Program Areas | Workforce Development
New York City Department of Education:
Office of Adult and Continuing Education:
Building an Information System for GED Programs
As part of an overall reform of the GED testing system under way in New York City, the Department of Education Office of Adult and Continuing Education (OACE) sought to integrate and enhance its automated reporting structure. In 2010, the office asked Metis to build a new, web-based information system to streamline data collection and reporting needs from various GED sites, giving the office the capacity to improve its services to adult education students including GED test-takers.
The OACE offers more than 900 classes for adults age 21 and over. It operates four Adult Learning Centers in Brooklyn, Manhattan, Queens, and the Bronx and offers day and evening classes at more than 175 sites in all five boroughs, including public schools, community centers, and faith-based organizations.
In working with the OACE to develop each component of the IT system, Metis combined technical and field-based expertise with an understanding of the agency's need for a highly functional and useful system. In early 2011, Metis completed the first component, which is being used by an innovative cross-agency program called Bridge for Tomorrow. This program, run jointly by Small Business Services (SBS) and the Department of Education, was begun because many people who seek jobs at SBS's career centers have less than a high school diploma and find that their employment opportunities are very limited, particularly in today's economy. Bridge for Tomorrow, which is funded by the New York City Council, helps job seekers understand that educational attainment is the best path to employment and helps them to prepare for and take the GED exam. The IT system that Metis developed automates the enrollment of job-seekers into GED preparation programs, tracks the participant flow along each step of the program, and monitors GED class completion, test scheduling, test results, and participant job training and employment.

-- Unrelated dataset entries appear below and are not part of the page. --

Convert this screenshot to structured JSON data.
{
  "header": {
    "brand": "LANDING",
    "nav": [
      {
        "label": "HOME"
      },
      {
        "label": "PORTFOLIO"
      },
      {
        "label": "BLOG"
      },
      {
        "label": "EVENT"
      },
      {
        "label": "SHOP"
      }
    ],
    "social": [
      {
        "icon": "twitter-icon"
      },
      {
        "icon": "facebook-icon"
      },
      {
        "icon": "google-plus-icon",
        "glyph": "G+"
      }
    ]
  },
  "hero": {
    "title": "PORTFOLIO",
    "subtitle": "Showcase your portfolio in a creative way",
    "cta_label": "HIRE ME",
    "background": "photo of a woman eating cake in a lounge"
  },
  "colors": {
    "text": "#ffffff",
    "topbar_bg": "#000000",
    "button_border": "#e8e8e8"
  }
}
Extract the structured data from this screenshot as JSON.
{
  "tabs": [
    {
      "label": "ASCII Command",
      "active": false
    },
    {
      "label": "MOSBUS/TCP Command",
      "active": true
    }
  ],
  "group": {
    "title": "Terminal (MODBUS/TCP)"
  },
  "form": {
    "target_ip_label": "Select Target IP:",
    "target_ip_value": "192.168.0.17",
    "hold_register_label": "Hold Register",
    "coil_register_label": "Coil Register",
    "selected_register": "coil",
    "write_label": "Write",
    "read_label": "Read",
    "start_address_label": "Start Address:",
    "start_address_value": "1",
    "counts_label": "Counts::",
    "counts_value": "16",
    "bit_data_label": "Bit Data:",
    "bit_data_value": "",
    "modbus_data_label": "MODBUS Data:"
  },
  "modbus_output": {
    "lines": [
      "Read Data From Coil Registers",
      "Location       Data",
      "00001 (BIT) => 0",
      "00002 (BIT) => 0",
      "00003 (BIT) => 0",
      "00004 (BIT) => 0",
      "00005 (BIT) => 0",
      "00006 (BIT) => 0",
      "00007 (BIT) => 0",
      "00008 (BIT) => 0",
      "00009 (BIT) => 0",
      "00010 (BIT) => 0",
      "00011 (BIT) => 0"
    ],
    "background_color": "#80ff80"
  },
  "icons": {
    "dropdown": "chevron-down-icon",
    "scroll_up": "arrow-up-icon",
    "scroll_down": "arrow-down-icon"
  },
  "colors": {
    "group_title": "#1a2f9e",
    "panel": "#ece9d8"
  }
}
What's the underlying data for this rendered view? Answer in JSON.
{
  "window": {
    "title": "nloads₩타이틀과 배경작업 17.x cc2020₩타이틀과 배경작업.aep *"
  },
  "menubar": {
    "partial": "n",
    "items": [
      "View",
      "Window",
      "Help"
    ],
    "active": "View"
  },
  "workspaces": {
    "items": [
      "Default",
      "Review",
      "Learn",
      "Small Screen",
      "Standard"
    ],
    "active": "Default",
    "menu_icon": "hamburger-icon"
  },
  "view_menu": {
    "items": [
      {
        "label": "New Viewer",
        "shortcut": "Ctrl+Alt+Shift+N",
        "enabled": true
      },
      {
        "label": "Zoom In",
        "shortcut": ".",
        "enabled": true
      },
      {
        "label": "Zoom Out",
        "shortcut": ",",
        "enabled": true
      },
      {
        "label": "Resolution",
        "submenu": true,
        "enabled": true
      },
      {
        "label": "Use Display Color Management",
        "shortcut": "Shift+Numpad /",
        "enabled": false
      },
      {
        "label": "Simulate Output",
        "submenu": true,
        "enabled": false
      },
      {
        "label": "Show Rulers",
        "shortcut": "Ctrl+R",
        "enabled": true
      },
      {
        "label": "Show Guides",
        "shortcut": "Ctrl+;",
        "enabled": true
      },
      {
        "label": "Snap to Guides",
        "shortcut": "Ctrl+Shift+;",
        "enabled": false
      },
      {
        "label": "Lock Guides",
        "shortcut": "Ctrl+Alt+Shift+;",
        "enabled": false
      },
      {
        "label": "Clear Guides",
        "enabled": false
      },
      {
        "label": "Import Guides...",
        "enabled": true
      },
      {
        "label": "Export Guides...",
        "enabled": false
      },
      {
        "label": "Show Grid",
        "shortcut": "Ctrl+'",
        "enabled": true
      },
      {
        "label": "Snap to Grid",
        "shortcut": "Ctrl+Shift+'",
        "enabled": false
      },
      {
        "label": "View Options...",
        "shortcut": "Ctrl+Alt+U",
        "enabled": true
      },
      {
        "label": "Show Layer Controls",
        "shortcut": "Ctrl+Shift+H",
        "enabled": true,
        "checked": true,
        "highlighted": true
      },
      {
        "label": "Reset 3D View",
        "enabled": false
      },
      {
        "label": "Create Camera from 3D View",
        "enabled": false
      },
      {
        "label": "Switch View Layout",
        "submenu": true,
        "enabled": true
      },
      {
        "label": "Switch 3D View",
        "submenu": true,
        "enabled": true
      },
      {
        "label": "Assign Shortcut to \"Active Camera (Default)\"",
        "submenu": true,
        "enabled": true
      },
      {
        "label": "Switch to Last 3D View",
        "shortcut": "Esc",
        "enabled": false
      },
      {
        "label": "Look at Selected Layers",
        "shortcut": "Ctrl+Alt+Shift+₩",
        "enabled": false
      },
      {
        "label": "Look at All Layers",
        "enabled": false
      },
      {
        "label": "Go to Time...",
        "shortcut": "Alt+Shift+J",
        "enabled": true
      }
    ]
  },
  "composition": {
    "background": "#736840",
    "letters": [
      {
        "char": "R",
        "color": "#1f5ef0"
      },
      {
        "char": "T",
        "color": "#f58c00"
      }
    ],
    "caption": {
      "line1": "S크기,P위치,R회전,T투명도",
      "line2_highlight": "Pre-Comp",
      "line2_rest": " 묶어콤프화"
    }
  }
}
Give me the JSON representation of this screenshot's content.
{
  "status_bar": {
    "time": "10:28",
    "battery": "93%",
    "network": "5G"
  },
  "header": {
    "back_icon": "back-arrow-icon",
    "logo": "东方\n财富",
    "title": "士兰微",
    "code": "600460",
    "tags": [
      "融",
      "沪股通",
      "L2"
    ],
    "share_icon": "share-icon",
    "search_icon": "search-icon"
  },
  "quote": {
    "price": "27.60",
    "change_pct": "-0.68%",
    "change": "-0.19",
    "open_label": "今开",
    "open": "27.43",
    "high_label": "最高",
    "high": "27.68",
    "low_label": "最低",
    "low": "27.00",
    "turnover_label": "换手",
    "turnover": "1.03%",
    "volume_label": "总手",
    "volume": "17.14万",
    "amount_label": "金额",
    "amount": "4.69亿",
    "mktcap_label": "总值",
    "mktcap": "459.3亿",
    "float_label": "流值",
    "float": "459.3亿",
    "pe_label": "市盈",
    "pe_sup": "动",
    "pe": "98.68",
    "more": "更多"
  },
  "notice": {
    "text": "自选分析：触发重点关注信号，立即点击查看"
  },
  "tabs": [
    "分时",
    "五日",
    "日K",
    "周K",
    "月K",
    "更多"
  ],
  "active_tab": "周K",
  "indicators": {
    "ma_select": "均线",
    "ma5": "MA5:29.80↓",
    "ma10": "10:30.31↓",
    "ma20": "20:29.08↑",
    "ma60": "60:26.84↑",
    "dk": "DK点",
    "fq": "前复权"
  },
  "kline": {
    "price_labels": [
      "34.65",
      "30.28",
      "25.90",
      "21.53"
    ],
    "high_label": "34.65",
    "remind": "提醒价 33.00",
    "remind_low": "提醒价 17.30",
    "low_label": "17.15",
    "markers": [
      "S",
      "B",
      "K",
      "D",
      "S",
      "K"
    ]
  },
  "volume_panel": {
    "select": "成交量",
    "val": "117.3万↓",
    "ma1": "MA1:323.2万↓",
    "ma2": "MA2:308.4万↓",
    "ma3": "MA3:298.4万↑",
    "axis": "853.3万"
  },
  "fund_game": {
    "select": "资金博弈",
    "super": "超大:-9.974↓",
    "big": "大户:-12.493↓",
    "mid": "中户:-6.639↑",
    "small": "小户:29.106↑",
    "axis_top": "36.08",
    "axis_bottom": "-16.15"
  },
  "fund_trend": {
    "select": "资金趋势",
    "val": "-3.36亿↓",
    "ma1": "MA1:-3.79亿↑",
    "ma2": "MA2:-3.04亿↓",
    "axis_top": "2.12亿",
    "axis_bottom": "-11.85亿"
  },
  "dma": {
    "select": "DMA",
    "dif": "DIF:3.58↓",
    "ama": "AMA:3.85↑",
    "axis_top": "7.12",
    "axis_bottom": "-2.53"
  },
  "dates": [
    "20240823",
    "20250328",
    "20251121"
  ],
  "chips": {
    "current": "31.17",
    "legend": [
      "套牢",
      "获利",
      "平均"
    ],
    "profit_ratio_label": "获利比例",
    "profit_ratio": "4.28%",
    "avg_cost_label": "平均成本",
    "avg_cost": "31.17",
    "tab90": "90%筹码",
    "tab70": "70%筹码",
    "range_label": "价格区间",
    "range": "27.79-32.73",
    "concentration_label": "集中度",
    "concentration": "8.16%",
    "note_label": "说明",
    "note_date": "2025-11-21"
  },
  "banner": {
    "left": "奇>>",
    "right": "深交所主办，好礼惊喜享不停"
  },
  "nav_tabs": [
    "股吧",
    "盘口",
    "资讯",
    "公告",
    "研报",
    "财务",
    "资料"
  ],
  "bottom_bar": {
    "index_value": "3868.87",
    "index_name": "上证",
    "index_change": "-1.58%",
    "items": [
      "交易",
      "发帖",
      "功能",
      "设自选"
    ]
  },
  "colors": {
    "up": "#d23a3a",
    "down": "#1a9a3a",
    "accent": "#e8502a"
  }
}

A second component of the IT system, the GED Testing Navigation System, was completed later in 2011. This system automates the previously manual GED application and scheduling processes. Metis worked with OACE staff to expand and network this system, increasing its capacity to handle GED applications in OACE and public locations and creating web access to the database. In the next phase of the project, both of these components will be integrated into a larger system that addresses the OACE's significant federal reporting requirements as well as its own desire for insightful, in-depth analysis of its programs' impact. The IT system will allow for analysis of data that incorporates test-takers' demographic information with their number of hours and types of preparatory instruction and their test scores—data that will help the OACE continually improve its programming.